*** Opening WORKING DATA ***
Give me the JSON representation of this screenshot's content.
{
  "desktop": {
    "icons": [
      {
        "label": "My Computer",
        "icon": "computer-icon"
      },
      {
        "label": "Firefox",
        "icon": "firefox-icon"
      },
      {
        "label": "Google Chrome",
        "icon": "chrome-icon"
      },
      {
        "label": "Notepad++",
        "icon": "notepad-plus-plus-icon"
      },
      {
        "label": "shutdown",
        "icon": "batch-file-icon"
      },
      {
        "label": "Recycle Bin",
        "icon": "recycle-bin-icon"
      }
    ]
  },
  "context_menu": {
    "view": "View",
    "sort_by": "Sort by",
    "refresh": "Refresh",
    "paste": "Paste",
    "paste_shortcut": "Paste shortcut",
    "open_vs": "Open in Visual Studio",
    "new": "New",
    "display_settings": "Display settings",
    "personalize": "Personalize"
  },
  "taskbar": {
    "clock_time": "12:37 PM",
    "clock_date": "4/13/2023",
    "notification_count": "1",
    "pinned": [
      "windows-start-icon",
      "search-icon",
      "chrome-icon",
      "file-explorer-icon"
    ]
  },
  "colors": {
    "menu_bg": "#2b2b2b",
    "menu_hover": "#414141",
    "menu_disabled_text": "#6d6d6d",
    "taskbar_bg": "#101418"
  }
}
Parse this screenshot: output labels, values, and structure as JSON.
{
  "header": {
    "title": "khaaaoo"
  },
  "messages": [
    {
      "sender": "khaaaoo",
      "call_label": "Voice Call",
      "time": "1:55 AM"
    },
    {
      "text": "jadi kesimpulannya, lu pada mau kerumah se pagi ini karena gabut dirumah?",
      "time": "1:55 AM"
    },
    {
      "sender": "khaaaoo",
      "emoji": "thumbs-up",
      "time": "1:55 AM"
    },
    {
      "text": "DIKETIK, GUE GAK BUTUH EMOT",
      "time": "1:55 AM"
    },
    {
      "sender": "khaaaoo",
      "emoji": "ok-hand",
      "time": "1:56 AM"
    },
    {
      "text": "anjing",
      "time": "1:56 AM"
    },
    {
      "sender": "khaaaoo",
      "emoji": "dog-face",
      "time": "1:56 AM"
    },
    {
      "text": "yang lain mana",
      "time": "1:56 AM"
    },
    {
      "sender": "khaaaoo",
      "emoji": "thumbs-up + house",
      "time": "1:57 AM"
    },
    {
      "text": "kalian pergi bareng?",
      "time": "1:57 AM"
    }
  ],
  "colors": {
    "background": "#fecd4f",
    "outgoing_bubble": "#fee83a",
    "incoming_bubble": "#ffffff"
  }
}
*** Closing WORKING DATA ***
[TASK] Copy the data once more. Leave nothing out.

[ANSWER TO THIS TASK]
Give me the JSON representation of this screenshot's content.
{
  "desktop": {
    "icons": [
      {
        "label": "My Computer",
        "icon": "computer-icon"
      },
      {
        "label": "Firefox",
        "icon": "firefox-icon"
      },
      {
        "label": "Google Chrome",
        "icon": "chrome-icon"
      },
      {
        "label": "Notepad++",
        "icon": "notepad-plus-plus-icon"
      },
      {
        "label": "shutdown",
        "icon": "batch-file-icon"
      },
      {
        "label": "Recycle Bin",
        "icon": "recycle-bin-icon"
      }
    ]
  },
  "context_menu": {
    "view": "View",
    "sort_by": "Sort by",
    "refresh": "Refresh",
    "paste": "Paste",
    "paste_shortcut": "Paste shortcut",
    "open_vs": "Open in Visual Studio",
    "new": "New",
    "display_settings": "Display settings",
    "personalize": "Personalize"
  },
  "taskbar": {
    "clock_time": "12:37 PM",
    "clock_date": "4/13/2023",
    "notification_count": "1",
    "pinned": [
      "windows-start-icon",
      "search-icon",
      "chrome-icon",
      "file-explorer-icon"
    ]
  },
  "colors": {
    "menu_bg": "#2b2b2b",
    "menu_hover": "#414141",
    "menu_disabled_text": "#6d6d6d",
    "taskbar_bg": "#101418"
  }
}
Parse this screenshot: output labels, values, and structure as JSON.
{
  "header": {
    "title": "khaaaoo"
  },
  "messages": [
    {
      "sender": "khaaaoo",
      "call_label": "Voice Call",
      "time": "1:55 AM"
    },
    {
      "text": "jadi kesimpulannya, lu pada mau kerumah se pagi ini karena gabut dirumah?",
      "time": "1:55 AM"
    },
    {
      "sender": "khaaaoo",
      "emoji": "thumbs-up",
      "time": "1:55 AM"
    },
    {
      "text": "DIKETIK, GUE GAK BUTUH EMOT",
      "time": "1:55 AM"
    },
    {
      "sender": "khaaaoo",
      "emoji": "ok-hand",
      "time": "1:56 AM"
    },
    {
      "text": "anjing",
      "time": "1:56 AM"
    },
    {
      "sender": "khaaaoo",
      "emoji": "dog-face",
      "time": "1:56 AM"
    },
    {
      "text": "yang lain mana",
      "time": "1:56 AM"
    },
    {
      "sender": "khaaaoo",
      "emoji": "thumbs-up + house",
      "time": "1:57 AM"
    },
    {
      "text": "kalian pergi bareng?",
      "time": "1:57 AM"
    }
  ],
  "colors": {
    "background": "#fecd4f",
    "outgoing_bubble": "#fee83a",
    "incoming_bubble": "#ffffff"
  }
}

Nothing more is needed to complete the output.